(SOURCE MATERIAL Opens)

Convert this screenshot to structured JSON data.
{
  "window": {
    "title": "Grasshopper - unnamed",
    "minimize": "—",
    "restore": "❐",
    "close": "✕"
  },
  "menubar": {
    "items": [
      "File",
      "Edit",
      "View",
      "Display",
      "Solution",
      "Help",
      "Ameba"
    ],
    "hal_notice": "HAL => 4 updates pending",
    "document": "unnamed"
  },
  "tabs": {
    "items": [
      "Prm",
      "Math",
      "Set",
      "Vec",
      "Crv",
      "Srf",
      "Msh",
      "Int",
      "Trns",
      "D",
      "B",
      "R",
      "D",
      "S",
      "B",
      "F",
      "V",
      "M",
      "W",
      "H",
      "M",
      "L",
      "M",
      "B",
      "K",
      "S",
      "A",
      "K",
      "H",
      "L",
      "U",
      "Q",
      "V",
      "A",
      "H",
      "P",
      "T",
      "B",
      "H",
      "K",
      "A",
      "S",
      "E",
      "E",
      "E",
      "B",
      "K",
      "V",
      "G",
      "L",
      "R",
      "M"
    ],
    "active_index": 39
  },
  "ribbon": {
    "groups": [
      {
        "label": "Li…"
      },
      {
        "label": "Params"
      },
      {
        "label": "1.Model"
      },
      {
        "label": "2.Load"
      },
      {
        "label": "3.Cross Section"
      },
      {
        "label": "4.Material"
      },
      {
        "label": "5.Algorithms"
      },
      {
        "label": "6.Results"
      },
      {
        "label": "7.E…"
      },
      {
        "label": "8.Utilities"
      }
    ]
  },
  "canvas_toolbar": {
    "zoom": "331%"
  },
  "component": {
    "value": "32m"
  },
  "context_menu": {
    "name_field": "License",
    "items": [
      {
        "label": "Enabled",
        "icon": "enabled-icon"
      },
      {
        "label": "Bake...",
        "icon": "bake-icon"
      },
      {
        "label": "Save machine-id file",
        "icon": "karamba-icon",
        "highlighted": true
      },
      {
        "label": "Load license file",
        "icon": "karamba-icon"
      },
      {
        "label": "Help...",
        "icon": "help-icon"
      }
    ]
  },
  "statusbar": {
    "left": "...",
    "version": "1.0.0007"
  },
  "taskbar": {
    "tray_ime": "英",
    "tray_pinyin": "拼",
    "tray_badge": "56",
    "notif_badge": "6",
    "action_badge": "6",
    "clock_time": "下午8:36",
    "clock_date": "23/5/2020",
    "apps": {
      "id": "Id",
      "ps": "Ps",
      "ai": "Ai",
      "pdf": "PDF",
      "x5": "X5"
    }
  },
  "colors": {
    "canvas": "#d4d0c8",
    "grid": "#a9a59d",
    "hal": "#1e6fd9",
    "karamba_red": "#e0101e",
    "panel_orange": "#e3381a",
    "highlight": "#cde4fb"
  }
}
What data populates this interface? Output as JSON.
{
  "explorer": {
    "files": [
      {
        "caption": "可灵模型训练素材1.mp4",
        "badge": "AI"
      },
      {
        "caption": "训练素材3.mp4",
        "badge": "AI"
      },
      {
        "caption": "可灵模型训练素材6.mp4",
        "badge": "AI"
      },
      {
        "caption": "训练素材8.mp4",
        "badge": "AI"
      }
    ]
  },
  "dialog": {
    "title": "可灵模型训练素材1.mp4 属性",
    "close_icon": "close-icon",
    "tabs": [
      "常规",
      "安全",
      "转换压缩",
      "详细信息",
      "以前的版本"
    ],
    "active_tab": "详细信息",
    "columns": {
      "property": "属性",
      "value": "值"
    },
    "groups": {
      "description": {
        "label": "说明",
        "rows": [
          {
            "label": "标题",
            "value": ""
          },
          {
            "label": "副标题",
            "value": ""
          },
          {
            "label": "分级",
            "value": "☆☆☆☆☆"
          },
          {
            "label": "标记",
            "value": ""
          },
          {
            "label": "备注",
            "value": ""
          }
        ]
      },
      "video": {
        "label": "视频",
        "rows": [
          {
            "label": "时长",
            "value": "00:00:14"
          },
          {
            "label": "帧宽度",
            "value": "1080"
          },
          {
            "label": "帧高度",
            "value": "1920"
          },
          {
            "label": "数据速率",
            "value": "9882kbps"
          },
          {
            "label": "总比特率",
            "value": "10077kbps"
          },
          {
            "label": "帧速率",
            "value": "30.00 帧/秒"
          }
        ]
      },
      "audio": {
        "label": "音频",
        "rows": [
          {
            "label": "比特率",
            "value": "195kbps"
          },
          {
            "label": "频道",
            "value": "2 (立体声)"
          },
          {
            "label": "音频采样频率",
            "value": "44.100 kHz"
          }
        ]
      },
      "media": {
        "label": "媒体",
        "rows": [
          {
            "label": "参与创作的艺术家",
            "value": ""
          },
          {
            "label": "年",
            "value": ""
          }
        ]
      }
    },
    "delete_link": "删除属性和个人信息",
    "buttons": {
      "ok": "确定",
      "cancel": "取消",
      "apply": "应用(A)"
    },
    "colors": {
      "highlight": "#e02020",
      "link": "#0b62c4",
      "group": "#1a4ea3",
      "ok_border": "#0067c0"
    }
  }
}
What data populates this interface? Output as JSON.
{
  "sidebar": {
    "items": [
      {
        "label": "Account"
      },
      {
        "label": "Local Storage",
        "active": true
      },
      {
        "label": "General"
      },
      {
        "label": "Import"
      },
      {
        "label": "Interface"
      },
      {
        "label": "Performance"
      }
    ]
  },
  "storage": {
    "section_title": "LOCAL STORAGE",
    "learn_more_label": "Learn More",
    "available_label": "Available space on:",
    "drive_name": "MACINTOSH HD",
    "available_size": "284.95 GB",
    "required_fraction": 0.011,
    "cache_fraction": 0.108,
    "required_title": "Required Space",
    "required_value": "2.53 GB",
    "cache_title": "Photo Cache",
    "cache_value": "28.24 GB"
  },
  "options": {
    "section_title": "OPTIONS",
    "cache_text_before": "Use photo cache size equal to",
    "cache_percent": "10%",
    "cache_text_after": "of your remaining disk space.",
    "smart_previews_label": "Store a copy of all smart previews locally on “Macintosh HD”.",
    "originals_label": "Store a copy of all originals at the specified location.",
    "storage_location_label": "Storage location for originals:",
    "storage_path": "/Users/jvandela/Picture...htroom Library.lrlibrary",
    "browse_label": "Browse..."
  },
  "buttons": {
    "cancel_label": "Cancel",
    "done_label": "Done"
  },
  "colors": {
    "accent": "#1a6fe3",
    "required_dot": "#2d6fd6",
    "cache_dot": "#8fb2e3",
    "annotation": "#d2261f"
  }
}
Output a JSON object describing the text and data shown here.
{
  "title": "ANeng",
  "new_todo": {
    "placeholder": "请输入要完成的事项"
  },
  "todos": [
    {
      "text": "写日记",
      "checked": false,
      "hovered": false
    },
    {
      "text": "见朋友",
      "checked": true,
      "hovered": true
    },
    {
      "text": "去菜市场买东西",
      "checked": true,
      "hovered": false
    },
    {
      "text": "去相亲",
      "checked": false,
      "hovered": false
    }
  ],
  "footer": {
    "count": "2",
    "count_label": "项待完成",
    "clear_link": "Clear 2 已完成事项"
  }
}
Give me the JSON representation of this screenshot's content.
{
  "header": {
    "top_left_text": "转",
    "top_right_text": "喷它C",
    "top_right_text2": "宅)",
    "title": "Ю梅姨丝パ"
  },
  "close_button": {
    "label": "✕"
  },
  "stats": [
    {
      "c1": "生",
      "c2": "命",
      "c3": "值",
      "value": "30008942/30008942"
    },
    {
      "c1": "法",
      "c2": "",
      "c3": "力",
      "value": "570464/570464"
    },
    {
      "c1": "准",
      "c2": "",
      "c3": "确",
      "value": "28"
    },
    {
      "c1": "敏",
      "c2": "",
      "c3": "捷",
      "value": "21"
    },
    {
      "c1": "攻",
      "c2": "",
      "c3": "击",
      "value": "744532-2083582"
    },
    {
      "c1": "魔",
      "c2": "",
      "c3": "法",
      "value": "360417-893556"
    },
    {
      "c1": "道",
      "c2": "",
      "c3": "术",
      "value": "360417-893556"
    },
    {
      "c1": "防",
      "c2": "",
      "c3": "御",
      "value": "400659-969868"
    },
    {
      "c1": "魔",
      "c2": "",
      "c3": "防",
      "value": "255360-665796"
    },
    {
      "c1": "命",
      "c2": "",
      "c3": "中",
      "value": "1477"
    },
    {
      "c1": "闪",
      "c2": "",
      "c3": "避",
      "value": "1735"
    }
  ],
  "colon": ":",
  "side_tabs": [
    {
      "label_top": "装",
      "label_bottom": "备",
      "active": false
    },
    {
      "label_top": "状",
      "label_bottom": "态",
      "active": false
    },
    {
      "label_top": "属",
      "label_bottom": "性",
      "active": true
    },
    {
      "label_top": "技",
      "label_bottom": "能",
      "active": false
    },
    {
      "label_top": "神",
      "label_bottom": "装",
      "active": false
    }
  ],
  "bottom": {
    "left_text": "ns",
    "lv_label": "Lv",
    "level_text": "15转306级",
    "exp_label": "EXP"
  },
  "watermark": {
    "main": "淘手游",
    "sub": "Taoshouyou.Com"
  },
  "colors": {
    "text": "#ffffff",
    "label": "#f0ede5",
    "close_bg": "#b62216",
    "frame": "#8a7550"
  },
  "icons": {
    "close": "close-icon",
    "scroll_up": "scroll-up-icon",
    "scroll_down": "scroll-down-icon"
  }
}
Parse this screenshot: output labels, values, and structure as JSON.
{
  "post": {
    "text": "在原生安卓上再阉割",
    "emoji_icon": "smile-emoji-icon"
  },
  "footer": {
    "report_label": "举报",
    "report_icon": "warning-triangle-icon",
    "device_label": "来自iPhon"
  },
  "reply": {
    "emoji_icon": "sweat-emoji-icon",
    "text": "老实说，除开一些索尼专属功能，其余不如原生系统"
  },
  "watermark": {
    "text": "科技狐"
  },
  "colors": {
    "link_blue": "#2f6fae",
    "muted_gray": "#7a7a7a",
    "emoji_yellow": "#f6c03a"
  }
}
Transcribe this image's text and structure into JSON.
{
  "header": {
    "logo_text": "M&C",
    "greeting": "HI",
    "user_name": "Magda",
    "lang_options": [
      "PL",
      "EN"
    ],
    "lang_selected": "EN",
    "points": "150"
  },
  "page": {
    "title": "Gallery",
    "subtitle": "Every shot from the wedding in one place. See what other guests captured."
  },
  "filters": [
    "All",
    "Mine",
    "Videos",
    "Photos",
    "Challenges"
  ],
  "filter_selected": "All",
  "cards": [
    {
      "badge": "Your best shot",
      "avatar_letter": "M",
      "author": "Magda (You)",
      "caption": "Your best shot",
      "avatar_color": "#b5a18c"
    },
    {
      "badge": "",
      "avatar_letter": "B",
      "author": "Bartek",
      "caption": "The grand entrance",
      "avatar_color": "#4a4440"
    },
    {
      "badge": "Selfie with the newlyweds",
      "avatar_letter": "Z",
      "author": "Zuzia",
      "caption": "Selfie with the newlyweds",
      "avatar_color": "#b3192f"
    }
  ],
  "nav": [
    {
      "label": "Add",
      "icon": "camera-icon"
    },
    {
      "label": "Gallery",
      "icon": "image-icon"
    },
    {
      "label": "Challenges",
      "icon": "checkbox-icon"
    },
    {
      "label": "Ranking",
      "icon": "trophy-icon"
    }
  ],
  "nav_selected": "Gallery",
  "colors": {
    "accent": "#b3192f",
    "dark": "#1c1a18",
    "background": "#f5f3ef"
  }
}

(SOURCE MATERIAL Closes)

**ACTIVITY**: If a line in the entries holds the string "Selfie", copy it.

**REPLY**:
      "badge": "Selfie with the newlyweds",
      "caption": "Selfie with the newlyweds",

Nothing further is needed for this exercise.